Likewise it is ridiculous to say Lisp has no syntax--it certainly does; just a rather simple one.
We have a bit of CL source code stored in func-def. We evaluated it to define a function; we extracted the arithmetic form to pass on for symbolic differentiation. What can we say about its syntax? For example, which characters were we allowed to use in the variable name?

We say that the macros we define with defmacro perform source to source transformations. It is hard to see what else we could say, but the macrofunctions that we create with defmacro operate on in-core data structures. If we say that macros do source to source transformations we are saying that CL source is an in-core data structure, and the flat files of characters that we prepare with our text editors are not source files. Whoops.

Sometimes you will see the word "cello" written "'cello", as an acknowledgement that it is an abbreviation for violin-cello: the 'cello belongs to the violin family of instruments. Perhaps the first bit of terminology we need is to start writing 'compiler as an acknowledgement that 'compiler is an abbreviation for parser-compiler. Then we can start talking sensibly about CL. While most languages offer you a unitary parser-compiler, CL offers you a parser, READ, a compiler, COMPILE, and a parser-compiler, COMPILE-FILE, which has a hook, DEFMACRO, to let you perform transformations between parsing and compiling.

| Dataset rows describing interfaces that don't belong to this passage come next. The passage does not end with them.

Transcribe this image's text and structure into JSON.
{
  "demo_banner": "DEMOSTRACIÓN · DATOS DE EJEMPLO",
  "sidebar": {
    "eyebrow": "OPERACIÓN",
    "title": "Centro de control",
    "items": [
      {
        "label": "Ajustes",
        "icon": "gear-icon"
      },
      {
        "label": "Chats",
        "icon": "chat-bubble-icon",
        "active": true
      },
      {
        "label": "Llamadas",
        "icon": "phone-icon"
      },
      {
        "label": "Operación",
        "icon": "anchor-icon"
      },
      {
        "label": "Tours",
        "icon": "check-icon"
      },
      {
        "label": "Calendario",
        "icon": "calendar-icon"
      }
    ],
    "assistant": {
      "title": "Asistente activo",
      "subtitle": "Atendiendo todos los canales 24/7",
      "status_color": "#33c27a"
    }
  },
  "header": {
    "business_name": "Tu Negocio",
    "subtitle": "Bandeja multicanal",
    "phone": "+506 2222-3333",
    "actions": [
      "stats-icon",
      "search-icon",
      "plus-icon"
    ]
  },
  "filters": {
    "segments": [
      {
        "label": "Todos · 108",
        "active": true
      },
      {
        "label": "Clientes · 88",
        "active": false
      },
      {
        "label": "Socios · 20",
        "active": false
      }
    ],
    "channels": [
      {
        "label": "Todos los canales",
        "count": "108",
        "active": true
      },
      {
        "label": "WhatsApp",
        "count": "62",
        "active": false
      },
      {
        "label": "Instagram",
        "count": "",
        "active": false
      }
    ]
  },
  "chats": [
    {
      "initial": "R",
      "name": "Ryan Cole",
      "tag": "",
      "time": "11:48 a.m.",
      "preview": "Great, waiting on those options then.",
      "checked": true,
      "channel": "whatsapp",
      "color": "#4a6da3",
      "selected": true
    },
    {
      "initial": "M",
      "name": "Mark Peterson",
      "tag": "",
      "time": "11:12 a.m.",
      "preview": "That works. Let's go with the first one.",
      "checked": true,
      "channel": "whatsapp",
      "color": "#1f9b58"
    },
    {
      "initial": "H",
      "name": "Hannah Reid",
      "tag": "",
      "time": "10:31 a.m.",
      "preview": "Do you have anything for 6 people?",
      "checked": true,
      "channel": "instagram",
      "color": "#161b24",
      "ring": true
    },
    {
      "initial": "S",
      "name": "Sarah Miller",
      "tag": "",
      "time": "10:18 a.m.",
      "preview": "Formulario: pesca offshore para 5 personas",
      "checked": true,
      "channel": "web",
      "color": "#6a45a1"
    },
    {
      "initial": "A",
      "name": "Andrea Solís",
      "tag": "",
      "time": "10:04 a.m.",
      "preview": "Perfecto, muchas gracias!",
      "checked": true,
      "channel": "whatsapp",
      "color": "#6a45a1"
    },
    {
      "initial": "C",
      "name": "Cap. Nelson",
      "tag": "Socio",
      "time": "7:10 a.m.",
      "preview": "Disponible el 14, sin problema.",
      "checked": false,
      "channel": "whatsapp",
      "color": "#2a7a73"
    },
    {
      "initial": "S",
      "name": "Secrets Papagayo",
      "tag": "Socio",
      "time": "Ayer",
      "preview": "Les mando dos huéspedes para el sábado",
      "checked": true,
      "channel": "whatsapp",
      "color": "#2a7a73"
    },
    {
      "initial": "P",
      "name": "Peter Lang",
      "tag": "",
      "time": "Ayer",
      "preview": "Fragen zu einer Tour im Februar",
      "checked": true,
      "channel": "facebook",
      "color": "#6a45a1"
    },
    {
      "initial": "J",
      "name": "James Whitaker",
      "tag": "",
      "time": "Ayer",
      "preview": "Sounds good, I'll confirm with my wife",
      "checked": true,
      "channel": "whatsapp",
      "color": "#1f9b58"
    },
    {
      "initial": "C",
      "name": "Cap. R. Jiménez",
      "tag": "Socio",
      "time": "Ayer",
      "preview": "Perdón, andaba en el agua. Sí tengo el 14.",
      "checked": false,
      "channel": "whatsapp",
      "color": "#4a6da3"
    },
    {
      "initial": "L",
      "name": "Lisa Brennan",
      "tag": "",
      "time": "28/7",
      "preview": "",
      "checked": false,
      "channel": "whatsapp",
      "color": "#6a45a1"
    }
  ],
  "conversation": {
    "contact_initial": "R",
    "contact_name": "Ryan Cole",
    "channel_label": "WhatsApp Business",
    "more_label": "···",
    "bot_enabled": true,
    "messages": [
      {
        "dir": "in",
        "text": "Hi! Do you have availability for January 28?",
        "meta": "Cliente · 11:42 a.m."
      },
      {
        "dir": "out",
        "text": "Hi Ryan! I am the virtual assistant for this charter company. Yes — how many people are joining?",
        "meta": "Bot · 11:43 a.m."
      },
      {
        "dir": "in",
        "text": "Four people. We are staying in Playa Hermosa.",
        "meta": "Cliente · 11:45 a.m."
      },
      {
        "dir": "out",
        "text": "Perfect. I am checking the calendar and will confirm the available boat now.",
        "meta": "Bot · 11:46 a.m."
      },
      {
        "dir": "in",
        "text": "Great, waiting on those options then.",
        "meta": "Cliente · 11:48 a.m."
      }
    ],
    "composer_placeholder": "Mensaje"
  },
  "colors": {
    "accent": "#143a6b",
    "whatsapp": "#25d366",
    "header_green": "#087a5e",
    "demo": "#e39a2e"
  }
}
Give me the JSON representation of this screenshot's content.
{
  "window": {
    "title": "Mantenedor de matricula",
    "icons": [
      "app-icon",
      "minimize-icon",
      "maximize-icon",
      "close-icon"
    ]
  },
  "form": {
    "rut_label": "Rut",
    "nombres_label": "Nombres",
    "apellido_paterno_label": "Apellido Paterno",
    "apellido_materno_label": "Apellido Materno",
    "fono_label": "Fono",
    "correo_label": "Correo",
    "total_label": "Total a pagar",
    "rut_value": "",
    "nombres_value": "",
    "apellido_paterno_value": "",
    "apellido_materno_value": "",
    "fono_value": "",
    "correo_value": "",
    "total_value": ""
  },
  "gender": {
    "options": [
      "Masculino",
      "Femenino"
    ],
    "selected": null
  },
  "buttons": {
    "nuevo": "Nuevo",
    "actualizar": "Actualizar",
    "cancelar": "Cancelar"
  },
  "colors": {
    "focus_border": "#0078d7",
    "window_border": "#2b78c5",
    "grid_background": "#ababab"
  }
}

I don't know what the standard computer science terminology is for the situation with CL. I hope that some-one will post and enlighten me. There are several ideas requiring technical terms. Perhaps the format of the files submitted to compile-file could be called syntax, but there are constraints on the in-core data structures that are used as 'source'. These constraints also have a claim on the word 'syntax'. Further, these constraints apply both to the in-core data structure and the flat file of characters, if any, from which the in-core data structure might have been derived. Thus the technical term needs to specialise in two ways to talk about its two sub-cases.

### exactly!

There are several ideas requiring technical terms. Perhaps the format of the files submitted to compile-file could be called syntax, but there are constraints on the in-core data structures that are used as 'source'. These constraints also have a claim on the word 'syntax'. Further, these constraints apply both to the in-core data structure and the flat file of characters, if any, from which the in-core data structure might have been derived.

Yep, that's exactly what I meant. The second set of constraints ("on the in-core data structures...") do indeed have a claim on the word syntax, and that set of constraints is exactly what I'm calling "latent syntax"... It's "latent" in the source text (if any) due precisely to the bi-level structure that you describe.

It's the "format of the files submitted to compile-file" (usually, although of course not always, S-expressions) that I'm calling "manifest syntax".

Note that the concrete operational metaphors that you use to describe the situation in CL are only one way to describe the situation. The more formal exposition used, e.g., by R5RS is another.